THE BALTIMORE WALTZ
Goodman Studio Theatre
"It's the language that terrifies me," says Anna, the heroine of Paula Vogel's The Baltimore Waltz, early in the play. At the time she's speaking of foreign languages, her ignorance of which has prevented her from traveling to Europe. But The Baltimore Waltz is about the fear of language in general--its capacity for deceit and distortion and its capacity for honest communication. Which is worse? the play asks. Not hearing the truth? Or hearing it?
The truth at the core of The Baltimore Waltz is AIDS, which claimed the life of Vogel's brother in 1988. But that reality is expressed only in the last scene of this short, inventive, weirdly whimsical comedy: in a sweetly sad encounter, a young Johns Hopkins University hospital doctor informs Anna of her brother Carl's death. Up till then, The Baltimore Waltz spins out lie after lie, compressing and confusing the events of Anna and Carl's lives into a bizarre fantasy adventure that's part Lewis Carroll, part William S. Burroughs, and part Rocky and Bullwinkle.
The first lie comes when Anna proudly proclaims that Carl is head librarian of literature and languages at the San Francisco Public Library. In fact he's a children's librarian, and his main duty is reading stories to kids with names like Fabio and Tse Heng. (Who needs to go abroad to learn different languages?) When we meet Carl, he's just been given a pink slip for wearing a pink triangle, international symbol of gay liberation. (Not all communication is verbal.) But though he's lost his job, he's got his health. (Another lie--the big one on which the play is based.)
In Anna's imaginary adventure, it's she who's sick, not Carl. A first-grade teacher, she's just been diagnosed with a mysterious, heavily stigmatized deadly illness called ATD--Acquired Toilet Disease--for which unmarried grade-school instructors are especially at risk. ("If word of this pestilence gets out inappropriately, the PTA is going to be all over the school system demanding mandatory testing of every toilet seat in every lavatory," cautions a government spokesman. "It's kindling for a political disaster.") Anna's response to her death sentence is blunt: "In whatever time this schoolteacher has left, I intend to fuck my brains out." (Another lie. The real Anna, we see later, is shy and demure; this bawdy temptress is the woman she can be only in her dreams.)

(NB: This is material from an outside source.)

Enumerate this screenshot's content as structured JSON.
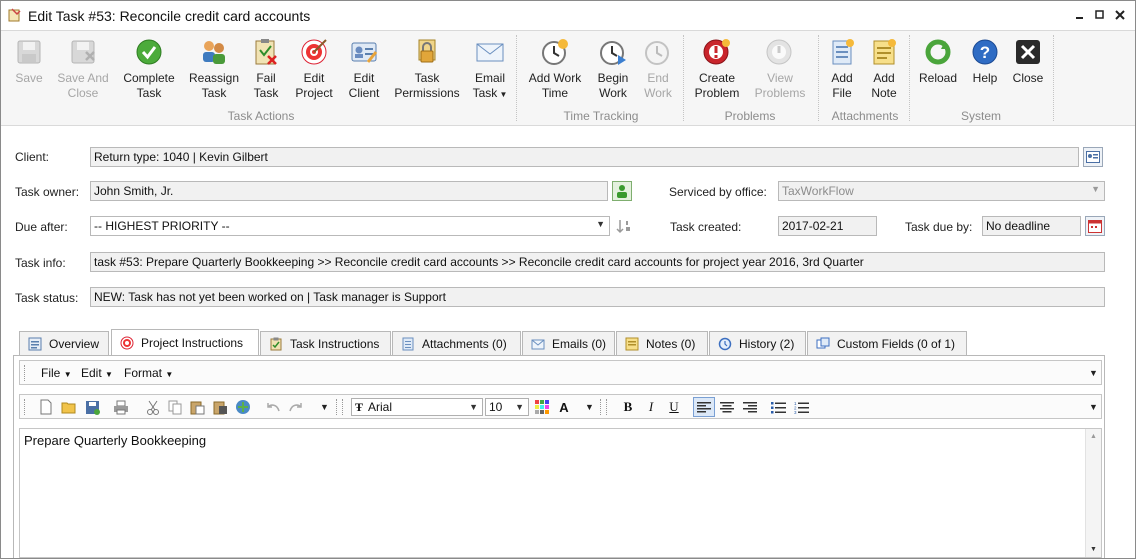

So off Anna and Carl go to Europe, on a secret mission involving black-market drugs for Carl and a not-at-all-secret quest for as much sex as possible for Anna. Their journey from city to city and from bed to bed leads finally to the laboratory of one Dr. Todesrocheln, a flamboyant queen with a fetish for drinking piss. In a mad climax, he transforms into the nice young doctor at Johns Hopkins who must bring Anna the news of her brother's death. In fact this doctor pops up in any number of guises throughout the play. He's the little Dutch boy--long blond hair, oversize wooden shoes, and all--famous for sticking his thumb into the dike; he's a worldly-wise French waiter who unbuttons his pants to serve "la specialite de la maison"; he's a rude German radical who's disappointed to learn that the American woman he's just screwed is only a teacher, not a capitalist-swine stockbroker; and he's Harry Lime, the underworld drug peddler from The Third Man, bent on stealing Carl's cherished toy bunny.
Throughout these encounters--several of which are pretty sexually athletic--Anna and Carl explore the mysteries of language. Pidgin English and pig Latin collide with medical jargon and gay-subculture slang, while classroom dialogues in various foreign tongues instruct us in key phrases for dining, sex, and other traveling needs. Mary Zimmerman's Goodman staging captures the quicksilver fluidity with which characters and locations metamorphose in Vogel's script. Set designer Scott Bradley's cool hospital hallway transforms convincingly into airports, hotel rooms, and side streets under Rita Pietraszek's flexible lighting. And Christopher Donahue's crisply etched characterizations as the chameleonic doctor complement Jenny Bacon's tough but vulnerable Anna and Jerry Saslow's enigmatic, slightly bitchy Carl.
Suffused with a bright, bratty wit that targets everything from sibling rivalry to government mishandling of the AIDS crisis to America's arrogant, superior attitude toward the rest of the world, The Baltimore Waltz is a strange little play. Underneath its linguistic game playing is a deeply serious theme, which Vogel may feel quite personally; she has acknowledged that Anna and Carl's trip was suggested by a trip she and her brother Carl postponed until, with his illness, it was too late. Survivor guilt is surely at the core of the script; but The Baltimore Waltz not only explores denial, it wallows in it. Sharp and funny when it's farthest from the reality that inspired it and gives it meaning, it never grapples convincingly with that reality. It's as if Vogel is bothered less by her brother's death than by her own dilemma as a 90s writer: how do you speak of AIDS when open feeling isn't hip? A little less whimsy and a good deal more direct feeling would make The Baltimore Waltz a much better play.
Art accompanying story in printed newspaper (not available in this archive): photo/Liz Lauren.